Ben Affleck’s directorial career is going from strength to strength with Argo rounding off a trio of impressive flicks.
Gone Baby Gone and The Town, both criminally under-watched, saw Affleck leap from a personal small-town kidnapping story to a Heat-style citywide tale of cops and robbers.
But with Argo, Affleck takes an even bigger leap into new territory.
This is his first film set predominantly in a different country, in a different time and with thousands of extras. Affleck has to negotiate the trappings of adapting a true story, whilst adhering to historical and cultural accuracy. He has also picked an obscure, little-known story to adapt and has to make that both relatable and entertaining.
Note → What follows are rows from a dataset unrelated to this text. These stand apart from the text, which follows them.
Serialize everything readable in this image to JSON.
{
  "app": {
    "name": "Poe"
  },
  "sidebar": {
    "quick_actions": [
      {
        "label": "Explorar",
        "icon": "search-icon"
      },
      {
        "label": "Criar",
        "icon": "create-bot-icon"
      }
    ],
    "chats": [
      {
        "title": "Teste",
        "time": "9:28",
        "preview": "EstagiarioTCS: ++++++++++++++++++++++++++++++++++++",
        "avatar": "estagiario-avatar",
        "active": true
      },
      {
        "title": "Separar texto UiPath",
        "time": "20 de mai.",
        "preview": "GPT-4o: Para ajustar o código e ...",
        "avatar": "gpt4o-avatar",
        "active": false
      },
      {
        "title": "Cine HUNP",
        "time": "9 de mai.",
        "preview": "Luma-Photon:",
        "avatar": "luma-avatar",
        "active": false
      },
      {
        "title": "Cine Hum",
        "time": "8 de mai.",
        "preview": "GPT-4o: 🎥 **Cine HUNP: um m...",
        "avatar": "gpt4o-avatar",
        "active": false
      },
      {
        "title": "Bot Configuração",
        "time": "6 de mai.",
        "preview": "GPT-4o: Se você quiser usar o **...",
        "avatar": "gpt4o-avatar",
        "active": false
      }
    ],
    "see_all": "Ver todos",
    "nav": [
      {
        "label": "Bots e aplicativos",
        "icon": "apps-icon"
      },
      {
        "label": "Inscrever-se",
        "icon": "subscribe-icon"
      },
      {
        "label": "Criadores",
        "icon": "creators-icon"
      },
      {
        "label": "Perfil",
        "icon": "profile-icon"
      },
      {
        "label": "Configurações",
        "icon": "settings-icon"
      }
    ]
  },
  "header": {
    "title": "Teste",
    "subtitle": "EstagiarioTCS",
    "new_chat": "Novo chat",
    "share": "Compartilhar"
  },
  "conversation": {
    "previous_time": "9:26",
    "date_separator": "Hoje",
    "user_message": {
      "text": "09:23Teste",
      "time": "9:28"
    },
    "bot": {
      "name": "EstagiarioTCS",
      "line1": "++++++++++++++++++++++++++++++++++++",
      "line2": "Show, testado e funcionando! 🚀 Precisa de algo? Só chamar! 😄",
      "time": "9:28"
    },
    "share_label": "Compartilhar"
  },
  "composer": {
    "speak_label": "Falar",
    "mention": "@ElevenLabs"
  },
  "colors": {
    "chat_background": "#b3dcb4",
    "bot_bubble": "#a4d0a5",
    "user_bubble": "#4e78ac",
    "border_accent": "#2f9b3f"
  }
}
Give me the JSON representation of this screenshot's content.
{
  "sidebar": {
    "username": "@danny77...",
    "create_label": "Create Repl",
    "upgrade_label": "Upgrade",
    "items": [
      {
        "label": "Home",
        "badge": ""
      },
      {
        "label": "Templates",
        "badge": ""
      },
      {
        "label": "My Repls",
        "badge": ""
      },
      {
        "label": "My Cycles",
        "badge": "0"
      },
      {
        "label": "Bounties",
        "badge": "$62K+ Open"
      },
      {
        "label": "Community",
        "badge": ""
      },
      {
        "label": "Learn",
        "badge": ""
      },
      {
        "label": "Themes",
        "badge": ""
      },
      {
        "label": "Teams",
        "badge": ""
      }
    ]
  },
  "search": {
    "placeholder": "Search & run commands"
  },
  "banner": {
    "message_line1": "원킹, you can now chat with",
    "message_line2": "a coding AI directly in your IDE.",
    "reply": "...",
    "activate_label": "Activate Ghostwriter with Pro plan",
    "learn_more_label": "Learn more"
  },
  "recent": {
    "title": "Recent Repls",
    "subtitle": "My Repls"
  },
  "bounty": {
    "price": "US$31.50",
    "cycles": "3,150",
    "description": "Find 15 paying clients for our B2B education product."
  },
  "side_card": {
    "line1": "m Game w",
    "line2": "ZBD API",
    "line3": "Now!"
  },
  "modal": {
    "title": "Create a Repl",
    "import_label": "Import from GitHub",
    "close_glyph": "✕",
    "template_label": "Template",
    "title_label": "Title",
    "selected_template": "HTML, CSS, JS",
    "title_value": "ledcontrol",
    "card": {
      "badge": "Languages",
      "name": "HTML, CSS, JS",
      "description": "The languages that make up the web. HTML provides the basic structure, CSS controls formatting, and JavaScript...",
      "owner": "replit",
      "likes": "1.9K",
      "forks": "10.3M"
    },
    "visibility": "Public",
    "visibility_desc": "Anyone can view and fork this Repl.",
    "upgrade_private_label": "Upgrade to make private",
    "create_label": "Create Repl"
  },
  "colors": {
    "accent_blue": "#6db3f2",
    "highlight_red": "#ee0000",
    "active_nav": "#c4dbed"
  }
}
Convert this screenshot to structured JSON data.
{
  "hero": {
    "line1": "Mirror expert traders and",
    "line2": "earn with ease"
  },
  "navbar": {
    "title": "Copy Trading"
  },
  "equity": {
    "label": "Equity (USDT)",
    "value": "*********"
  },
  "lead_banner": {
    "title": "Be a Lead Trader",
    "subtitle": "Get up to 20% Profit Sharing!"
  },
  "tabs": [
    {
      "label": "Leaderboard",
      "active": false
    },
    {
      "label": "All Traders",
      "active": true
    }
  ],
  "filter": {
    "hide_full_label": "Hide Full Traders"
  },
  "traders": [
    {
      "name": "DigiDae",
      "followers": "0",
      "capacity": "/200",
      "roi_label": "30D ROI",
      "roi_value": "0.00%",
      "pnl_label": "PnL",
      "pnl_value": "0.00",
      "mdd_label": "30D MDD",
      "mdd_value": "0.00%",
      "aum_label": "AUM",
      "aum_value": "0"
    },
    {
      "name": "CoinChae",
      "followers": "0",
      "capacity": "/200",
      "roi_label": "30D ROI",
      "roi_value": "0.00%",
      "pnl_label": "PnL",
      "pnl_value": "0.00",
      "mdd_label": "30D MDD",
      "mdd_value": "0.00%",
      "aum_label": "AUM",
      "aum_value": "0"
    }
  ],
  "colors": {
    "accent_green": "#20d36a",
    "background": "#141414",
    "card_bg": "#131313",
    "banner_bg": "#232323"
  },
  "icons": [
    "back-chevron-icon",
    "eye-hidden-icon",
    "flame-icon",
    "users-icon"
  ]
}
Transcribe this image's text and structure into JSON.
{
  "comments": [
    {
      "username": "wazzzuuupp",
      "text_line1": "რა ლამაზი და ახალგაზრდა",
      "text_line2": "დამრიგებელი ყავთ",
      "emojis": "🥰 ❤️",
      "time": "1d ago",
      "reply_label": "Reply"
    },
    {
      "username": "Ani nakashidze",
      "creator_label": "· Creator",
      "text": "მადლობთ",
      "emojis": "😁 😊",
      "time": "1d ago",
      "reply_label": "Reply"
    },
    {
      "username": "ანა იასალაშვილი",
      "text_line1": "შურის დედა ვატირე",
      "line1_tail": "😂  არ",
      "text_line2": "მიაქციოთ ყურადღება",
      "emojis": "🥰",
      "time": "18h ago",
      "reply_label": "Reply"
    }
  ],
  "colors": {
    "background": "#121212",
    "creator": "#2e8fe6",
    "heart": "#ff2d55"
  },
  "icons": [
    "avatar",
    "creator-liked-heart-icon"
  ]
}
Without doubt, this is his most ambitious directorial outing.
However, Affleck’s confidence has been building and he impresses from the get-go. Decades of Iran’s history is tidily narrated through comic book-style storyboarding. This then launches into a siege of the Iranian US embassy, cranking up the tension with fast-paced, hand-held camera cutting, as the workers desperately try to shred documents and escape. It is a heart-stopping opening, rivalled only by the nail-biting final reel. As seen in The Town, Affleck is a master of suspense.
Affleck has also spent enough time in mainstream cinema to know how to convey a complicated story to a Friday night crowd and his script handles the exposition well, whilst also finding time to drop in one-liners and a bit of humour. “Argo f*ck yourself” is one such quote that has popped up on many a Facebook newsfeed these past few weeks.
Affleck’s rise to the directorial A-list is attracting a lot of talent and numerous familiar faces appear throughout. It is testament to Affleck’s integrity that he doesn’t just cast his Hollywood mates. Instead, he has selected much of his cast from popular TV. The supporting players can be recognised from shows such as Mad Men, Heroes, Scrubs, Friends (Joshua!) and Breaking Bad. Most, however, are unknown actors, cast for their likeness to the historical counterparts in order to maintain the documentary feel of the film.
As great as some of the actors are (Bryan Cranston has fun as a growly FBI agent, whilst John Goodman and Alan Arkin get the biggest laughs), you will struggle to remember any of their characters’ names. But Argo isn’t aiming for any nominations in the Best Actor category.
No, instead, Affleck has his sights firmly on Best Director.
And who can blame him? It has been a while since he won Best Screenplay for Good Will Hunting and he had to share that golden statue with his best mate, Matt Damon. Argo suggests Affleck fancies another stroll onto that stage.
His intentions are clear in his adherence to the winning Oscar formula: true story, critically-impressive, political commentary and America saves the day! The Academy will be lapping this up. Affleck has also chosen such a bizarre true story to adapt (retrieving seven Americans from militant Iran by posing as a film crew) that he also ticks the originality box as well.
Not that this is a criticism. Like the better Oscar-winning films, Argo never feels conceited when telling its story. Affleck’s pride as a story-teller would never allow for that. Plus, despite its Academy friendliness, this is still accomplished film-making, reminiscent of both Eastwood’s classical style and Gus Van Sant's documentary approach.
The Oscar race has begun. And Affleck’s directorial talents argoing to get noticed.